Collected data:
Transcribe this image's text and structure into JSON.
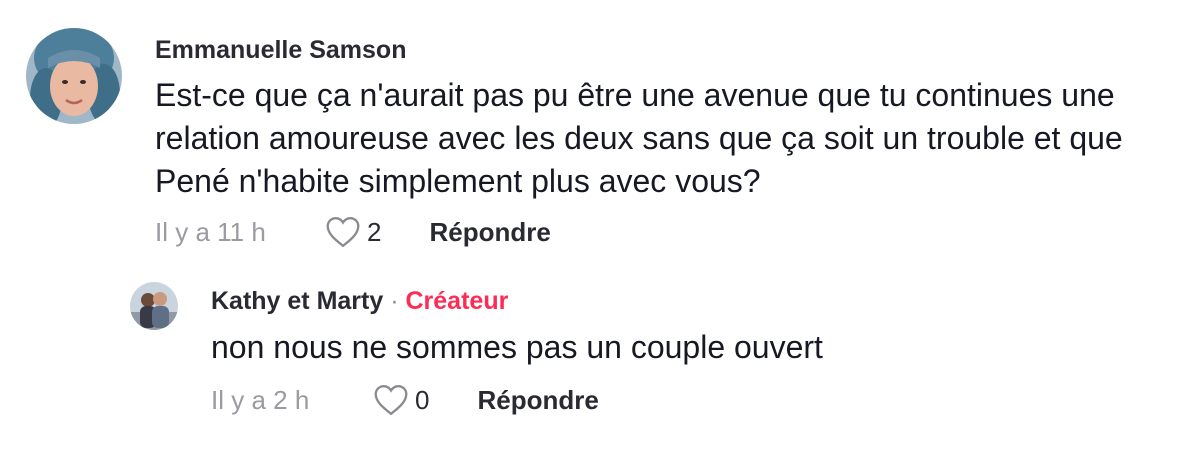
{
  "comments": [
    {
      "author": "Emmanuelle Samson",
      "avatar_icon": "avatar-woman-blue-headscarf",
      "text": "Est-ce que ça n'aurait pas pu être une avenue que tu continues une relation amoureuse avec les deux sans que ça soit un trouble et que Pené n'habite simplement plus avec vous?",
      "time": "Il y a 11 h",
      "like_icon": "heart-outline-icon",
      "likes": "2",
      "reply_label": "Répondre"
    }
  ],
  "replies": [
    {
      "author": "Kathy et Marty",
      "separator": "·",
      "creator_label": "Créateur",
      "avatar_icon": "avatar-couple-photo",
      "text": "non nous ne sommes pas un couple ouvert",
      "time": "Il y a 2 h",
      "like_icon": "heart-outline-icon",
      "likes": "0",
      "reply_label": "Répondre"
    }
  ],
  "colors": {
    "creator_accent": "#fe2c55",
    "meta_gray": "#9a9ba0",
    "text_dark": "#161823"
  }
}
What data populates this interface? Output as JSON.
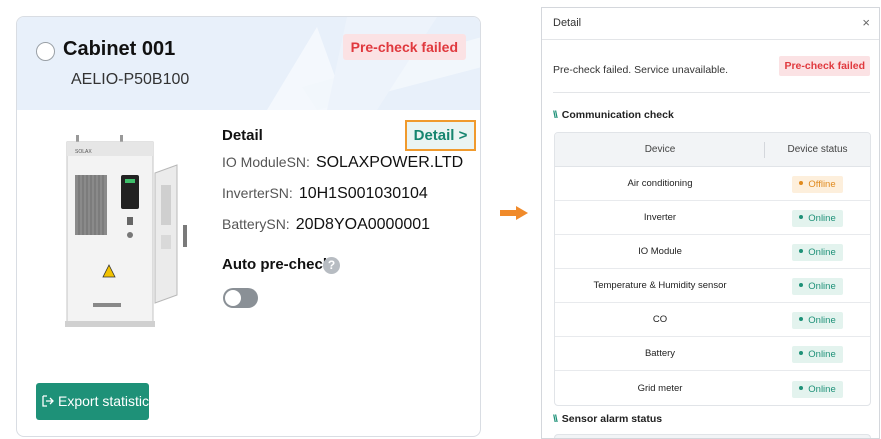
{
  "card": {
    "title": "Cabinet 001",
    "model": "AELIO-P50B100",
    "status_badge": "Pre-check failed",
    "detail_heading": "Detail",
    "detail_link": "Detail >",
    "io_module_label": "IO ModuleSN:",
    "io_module_value": "SOLAXPOWER.LTD",
    "inverter_label": "InverterSN:",
    "inverter_value": "10H1S001030104",
    "battery_label": "BatterySN:",
    "battery_value": "20D8YOA0000001",
    "auto_precheck_label": "Auto pre-check",
    "help_icon": "?",
    "export_button": "Export statistics",
    "cabinet_brand": "SOLAX"
  },
  "panel": {
    "title": "Detail",
    "close": "×",
    "message": "Pre-check failed. Service unavailable.",
    "status_badge": "Pre-check failed",
    "communication_title": "Communication check",
    "sensor_title": "Sensor alarm status",
    "table": {
      "headers": [
        "Device",
        "Device status"
      ],
      "rows": [
        {
          "device": "Air conditioning",
          "status": "Offline"
        },
        {
          "device": "Inverter",
          "status": "Online"
        },
        {
          "device": "IO Module",
          "status": "Online"
        },
        {
          "device": "Temperature & Humidity sensor",
          "status": "Online"
        },
        {
          "device": "CO",
          "status": "Online"
        },
        {
          "device": "Battery",
          "status": "Online"
        },
        {
          "device": "Grid meter",
          "status": "Online"
        }
      ]
    }
  },
  "colors": {
    "accent": "#1e9178",
    "fail_red": "#e0393e",
    "highlight_orange": "#f09a2d",
    "offline_orange": "#e08a1e"
  },
  "icons": {
    "arrow": "right-arrow-icon",
    "export": "export-icon",
    "radio": "radio-icon",
    "help": "question-icon",
    "close": "close-icon"
  }
}
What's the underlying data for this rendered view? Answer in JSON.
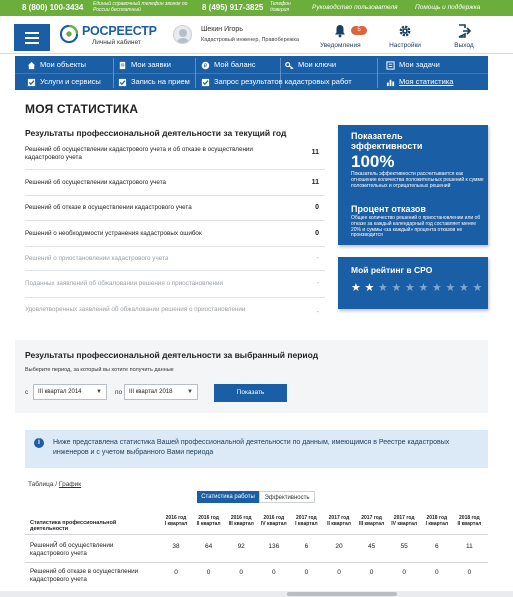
{
  "topbar": {
    "phone1": "8 (800) 100-3434",
    "phone1_note": "Единый справочный телефон звонок по России бесплатный",
    "phone2": "8 (495) 917-3825",
    "phone2_note": "Телефон доверия",
    "guide": "Руководство пользователя",
    "help": "Помощь и поддержка"
  },
  "header": {
    "logo_title": "РОСРЕЕСТР",
    "logo_sub": "Личный кабинет",
    "user_name": "Шекин Игорь",
    "user_role": "Кадастровый инженер, Правобережка",
    "notifications_label": "Уведомления",
    "notifications_count": "5",
    "settings_label": "Настройки",
    "exit_label": "Выход"
  },
  "nav": {
    "my_objects": "Мои объекты",
    "my_requests": "Мои заявки",
    "my_balance": "Мой баланс",
    "my_keys": "Мои ключи",
    "my_tasks": "Мои задачи",
    "services": "Услуги и сервисы",
    "appointment": "Запись на прием",
    "cadastral_results": "Запрос результатов кадастровых работ",
    "my_stats": "Моя статистика"
  },
  "page": {
    "title": "МОЯ СТАТИСТИКА",
    "current_title": "Результаты профессиональной деятельности за текущий год"
  },
  "current_stats": [
    {
      "label": "Решений об осуществлении кадастрового учета и об отказе в осуществлении кадастрового учета",
      "value": "11",
      "muted": false
    },
    {
      "label": "Решений об осуществлении кадастрового учета",
      "value": "11",
      "muted": false
    },
    {
      "label": "Решений об отказе в осуществлении кадастрового учета",
      "value": "0",
      "muted": false
    },
    {
      "label": "Решений о необходимости устранения кадастровых ошибок",
      "value": "0",
      "muted": false
    },
    {
      "label": "Решений о приостановлении кадастрового учета",
      "value": "-",
      "muted": true
    },
    {
      "label": "Поданных заявлений об обжаловании решения о приостановлении",
      "value": "-",
      "muted": true
    },
    {
      "label": "Удовлетворенных заявлений об обжаловании решения о приостановлении",
      "value": "-",
      "muted": true
    }
  ],
  "efficiency_card": {
    "title": "Показатель эффективности",
    "value": "100%",
    "desc": "Показатель эффективности рассчитывается как отношение количества положительных решений к сумме положительных и отрицательных решений",
    "refusals_title": "Процент отказов",
    "refusals_desc": "Общее количество решений о приостановлении или об отказе за каждый календарный год составляет менее 20% и суммы «за каждый» процента отказов не производится"
  },
  "rating_card": {
    "title": "Мой рейтинг в СРО",
    "stars_filled": 2,
    "stars_total": 10
  },
  "period": {
    "title": "Результаты профессиональной деятельности за выбранный период",
    "hint": "Выберите период, за который вы хотите получить данные",
    "from_label": "с",
    "from_value": "III квартал 2014",
    "to_label": "по",
    "to_value": "III квартал 2018",
    "show_button": "Показать"
  },
  "info": {
    "text": "Ниже представлена статистика Вашей профессиональной деятельности по данным, имеющимся в Реестре кадастровых инженеров и с учетом выбранного Вами периода"
  },
  "view_toggle": {
    "table": "Таблица",
    "separator": " / ",
    "chart": "График"
  },
  "tabs": {
    "work_stats": "Статистика работы",
    "efficiency": "Эффективность"
  },
  "table": {
    "header_label": "Статистика профессиональной деятельности",
    "columns": [
      {
        "year": "2016 год",
        "q": "I квартал"
      },
      {
        "year": "2016 год",
        "q": "II квартал"
      },
      {
        "year": "2016 год",
        "q": "III квартал"
      },
      {
        "year": "2016 год",
        "q": "IV квартал"
      },
      {
        "year": "2017 год",
        "q": "I квартал"
      },
      {
        "year": "2017 год",
        "q": "II квартал"
      },
      {
        "year": "2017 год",
        "q": "III квартал"
      },
      {
        "year": "2017 год",
        "q": "IV квартал"
      },
      {
        "year": "2018 год",
        "q": "I квартал"
      },
      {
        "year": "2018 год",
        "q": "II квартал"
      }
    ],
    "rows": [
      {
        "label": "РешениЙ об осуществлении кадастрового учета",
        "values": [
          "38",
          "64",
          "92",
          "136",
          "6",
          "20",
          "45",
          "55",
          "6",
          "11"
        ]
      },
      {
        "label": "Решений об отказе в осуществлении кадастрового учета",
        "values": [
          "0",
          "0",
          "0",
          "0",
          "0",
          "0",
          "0",
          "0",
          "0",
          "0"
        ]
      }
    ]
  },
  "colors": {
    "brand_blue": "#1a5ea6",
    "top_green": "#6cae3b",
    "badge_orange": "#e0623a",
    "star_white": "#ffffff",
    "star_gray": "#7fa6cf"
  }
}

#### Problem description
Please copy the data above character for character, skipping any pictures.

#### Result of this task
Transcribe this image's text and structure into JSON.
{
  "comments": [
    {
      "author": "Emmanuelle Samson",
      "avatar_icon": "avatar-woman-blue-headscarf",
      "text": "Est-ce que ça n'aurait pas pu être une avenue que tu continues une relation amoureuse avec les deux sans que ça soit un trouble et que Pené n'habite simplement plus avec vous?",
      "time": "Il y a 11 h",
      "like_icon": "heart-outline-icon",
      "likes": "2",
      "reply_label": "Répondre"
    }
  ],
  "replies": [
    {
      "author": "Kathy et Marty",
      "separator": "·",
      "creator_label": "Créateur",
      "avatar_icon": "avatar-couple-photo",
      "text": "non nous ne sommes pas un couple ouvert",
      "time": "Il y a 2 h",
      "like_icon": "heart-outline-icon",
      "likes": "0",
      "reply_label": "Répondre"
    }
  ],
  "colors": {
    "creator_accent": "#fe2c55",
    "meta_gray": "#9a9ba0",
    "text_dark": "#161823"
  }
}
What data populates this interface? Output as JSON.
{
  "card": {
    "title": "Cabinet 001",
    "model": "AELIO-P50B100",
    "status_badge": "Pre-check failed",
    "detail_heading": "Detail",
    "detail_link": "Detail >",
    "io_module_label": "IO ModuleSN:",
    "io_module_value": "SOLAXPOWER.LTD",
    "inverter_label": "InverterSN:",
    "inverter_value": "10H1S001030104",
    "battery_label": "BatterySN:",
    "battery_value": "20D8YOA0000001",
    "auto_precheck_label": "Auto pre-check",
    "help_icon": "?",
    "export_button": "Export statistics",
    "cabinet_brand": "SOLAX"
  },
  "panel": {
    "title": "Detail",
    "close": "×",
    "message": "Pre-check failed. Service unavailable.",
    "status_badge": "Pre-check failed",
    "communication_title": "Communication check",
    "sensor_title": "Sensor alarm status",
    "table": {
      "headers": [
        "Device",
        "Device status"
      ],
      "rows": [
        {
          "device": "Air conditioning",
          "status": "Offline"
        },
        {
          "device": "Inverter",
          "status": "Online"
        },
        {
          "device": "IO Module",
          "status": "Online"
        },
        {
          "device": "Temperature & Humidity sensor",
          "status": "Online"
        },
        {
          "device": "CO",
          "status": "Online"
        },
        {
          "device": "Battery",
          "status": "Online"
        },
        {
          "device": "Grid meter",
          "status": "Online"
        }
      ]
    }
  },
  "colors": {
    "accent": "#1e9178",
    "fail_red": "#e0393e",
    "highlight_orange": "#f09a2d",
    "offline_orange": "#e08a1e"
  },
  "icons": {
    "arrow": "right-arrow-icon",
    "export": "export-icon",
    "radio": "radio-icon",
    "help": "question-icon",
    "close": "close-icon"
  }
}
What's the underlying data for this rendered view? Answer in JSON.
{
  "topbar": {
    "phone1": "8 (800) 100-3434",
    "phone1_note": "Единый справочный телефон звонок по России бесплатный",
    "phone2": "8 (495) 917-3825",
    "phone2_note": "Телефон доверия",
    "guide": "Руководство пользователя",
    "help": "Помощь и поддержка"
  },
  "header": {
    "logo_title": "РОСРЕЕСТР",
    "logo_sub": "Личный кабинет",
    "user_name": "Шекин Игорь",
    "user_role": "Кадастровый инженер, Правобережка",
    "notifications_label": "Уведомления",
    "notifications_count": "5",
    "settings_label": "Настройки",
    "exit_label": "Выход"
  },
  "nav": {
    "my_objects": "Мои объекты",
    "my_requests": "Мои заявки",
    "my_balance": "Мой баланс",
    "my_keys": "Мои ключи",
    "my_tasks": "Мои задачи",
    "services": "Услуги и сервисы",
    "appointment": "Запись на прием",
    "cadastral_results": "Запрос результатов кадастровых работ",
    "my_stats": "Моя статистика"
  },
  "page": {
    "title": "МОЯ СТАТИСТИКА",
    "current_title": "Результаты профессиональной деятельности за текущий год"
  },
  "current_stats": [
    {
      "label": "Решений об осуществлении кадастрового учета и об отказе в осуществлении кадастрового учета",
      "value": "11",
      "muted": false
    },
    {
      "label": "Решений об осуществлении кадастрового учета",
      "value": "11",
      "muted": false
    },
    {
      "label": "Решений об отказе в осуществлении кадастрового учета",
      "value": "0",
      "muted": false
    },
    {
      "label": "Решений о необходимости устранения кадастровых ошибок",
      "value": "0",
      "muted": false
    },
    {
      "label": "Решений о приостановлении кадастрового учета",
      "value": "-",
      "muted": true
    },
    {
      "label": "Поданных заявлений об обжаловании решения о приостановлении",
      "value": "-",
      "muted": true
    },
    {
      "label": "Удовлетворенных заявлений об обжаловании решения о приостановлении",
      "value": "-",
      "muted": true
    }
  ],
  "efficiency_card": {
    "title": "Показатель эффективности",
    "value": "100%",
    "desc": "Показатель эффективности рассчитывается как отношение количества положительных решений к сумме положительных и отрицательных решений",
    "refusals_title": "Процент отказов",
    "refusals_desc": "Общее количество решений о приостановлении или об отказе за каждый календарный год составляет менее 20% и суммы «за каждый» процента отказов не производится"
  },
  "rating_card": {
    "title": "Мой рейтинг в СРО",
    "stars_filled": 2,
    "stars_total": 10
  },
  "period": {
    "title": "Результаты профессиональной деятельности за выбранный период",
    "hint": "Выберите период, за который вы хотите получить данные",
    "from_label": "с",
    "from_value": "III квартал 2014",
    "to_label": "по",
    "to_value": "III квартал 2018",
    "show_button": "Показать"
  },
  "info": {
    "text": "Ниже представлена статистика Вашей профессиональной деятельности по данным, имеющимся в Реестре кадастровых инженеров и с учетом выбранного Вами периода"
  },
  "view_toggle": {
    "table": "Таблица",
    "separator": " / ",
    "chart": "График"
  },
  "tabs": {
    "work_stats": "Статистика работы",
    "efficiency": "Эффективность"
  },
  "table": {
    "header_label": "Статистика профессиональной деятельности",
    "columns": [
      {
        "year": "2016 год",
        "q": "I квартал"
      },
      {
        "year": "2016 год",
        "q": "II квартал"
      },
      {
        "year": "2016 год",
        "q": "III квартал"
      },
      {
        "year": "2016 год",
        "q": "IV квартал"
      },
      {
        "year": "2017 год",
        "q": "I квартал"
      },
      {
        "year": "2017 год",
        "q": "II квартал"
      },
      {
        "year": "2017 год",
        "q": "III квартал"
      },
      {
        "year": "2017 год",
        "q": "IV квартал"
      },
      {
        "year": "2018 год",
        "q": "I квартал"
      },
      {
        "year": "2018 год",
        "q": "II квартал"
      }
    ],
    "rows": [
      {
        "label": "РешениЙ об осуществлении кадастрового учета",
        "values": [
          "38",
          "64",
          "92",
          "136",
          "6",
          "20",
          "45",
          "55",
          "6",
          "11"
        ]
      },
      {
        "label": "Решений об отказе в осуществлении кадастрового учета",
        "values": [
          "0",
          "0",
          "0",
          "0",
          "0",
          "0",
          "0",
          "0",
          "0",
          "0"
        ]
      }
    ]
  },
  "colors": {
    "brand_blue": "#1a5ea6",
    "top_green": "#6cae3b",
    "badge_orange": "#e0623a",
    "star_white": "#ffffff",
    "star_gray": "#7fa6cf"
  }
}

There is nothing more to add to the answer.